Want to bite into a tasty Pass-a-Grille Beach tradition?

Then leap over to Hurley Park (1500 Pass-A-Grille Way, St. Pete Beach) for the annual Fish Broil and Mullet Festival Oct. 20, 2012, 3-8 p.m. The festival celebrates the custom of serving fresh mullet cooked on mattress springs over hot coals, the same way it has been done since 1930.

Munching on mullet is just the tip of the sandbar. The Festival also features:

  • Bounce Houses
  • Giant Slide
  • Rock-Climbing Wall
  • Gyotaku Fish Painting
  • Children's games and contests
  • Face Painting
  • Photo Booth

Fun mullet facts: Mullet are sometimes called jumping or happy mullet because they leap out of the water and skip along its surface with great exuberance.
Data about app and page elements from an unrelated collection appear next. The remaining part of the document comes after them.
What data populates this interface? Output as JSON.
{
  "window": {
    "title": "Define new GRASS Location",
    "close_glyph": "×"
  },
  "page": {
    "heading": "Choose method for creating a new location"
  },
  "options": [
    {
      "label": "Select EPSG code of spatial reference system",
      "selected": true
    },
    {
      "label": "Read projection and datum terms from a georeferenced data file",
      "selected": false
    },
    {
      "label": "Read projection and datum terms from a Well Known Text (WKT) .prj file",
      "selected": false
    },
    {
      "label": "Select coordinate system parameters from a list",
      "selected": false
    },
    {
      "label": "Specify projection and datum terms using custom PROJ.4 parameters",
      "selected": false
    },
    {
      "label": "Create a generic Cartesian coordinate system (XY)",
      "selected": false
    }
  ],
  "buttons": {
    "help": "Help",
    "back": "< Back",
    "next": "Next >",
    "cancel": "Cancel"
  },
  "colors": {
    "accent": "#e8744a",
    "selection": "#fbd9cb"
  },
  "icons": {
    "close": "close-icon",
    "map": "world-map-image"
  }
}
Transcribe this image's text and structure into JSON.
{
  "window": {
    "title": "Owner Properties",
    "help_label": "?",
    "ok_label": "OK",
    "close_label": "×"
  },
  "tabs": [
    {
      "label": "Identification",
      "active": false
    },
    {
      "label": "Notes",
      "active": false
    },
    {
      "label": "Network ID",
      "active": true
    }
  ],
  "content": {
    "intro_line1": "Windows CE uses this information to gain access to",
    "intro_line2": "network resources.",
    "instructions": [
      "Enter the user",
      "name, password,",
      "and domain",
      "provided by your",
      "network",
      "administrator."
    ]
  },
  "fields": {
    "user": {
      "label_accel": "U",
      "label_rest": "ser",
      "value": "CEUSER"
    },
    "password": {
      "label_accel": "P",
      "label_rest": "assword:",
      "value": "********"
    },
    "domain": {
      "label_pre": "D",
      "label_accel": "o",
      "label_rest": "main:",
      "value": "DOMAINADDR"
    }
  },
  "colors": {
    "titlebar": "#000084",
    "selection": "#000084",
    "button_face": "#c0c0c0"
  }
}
Continue reading Pass-A-Grille Beach is Cooking with the Fish Broil and Mullet Festival »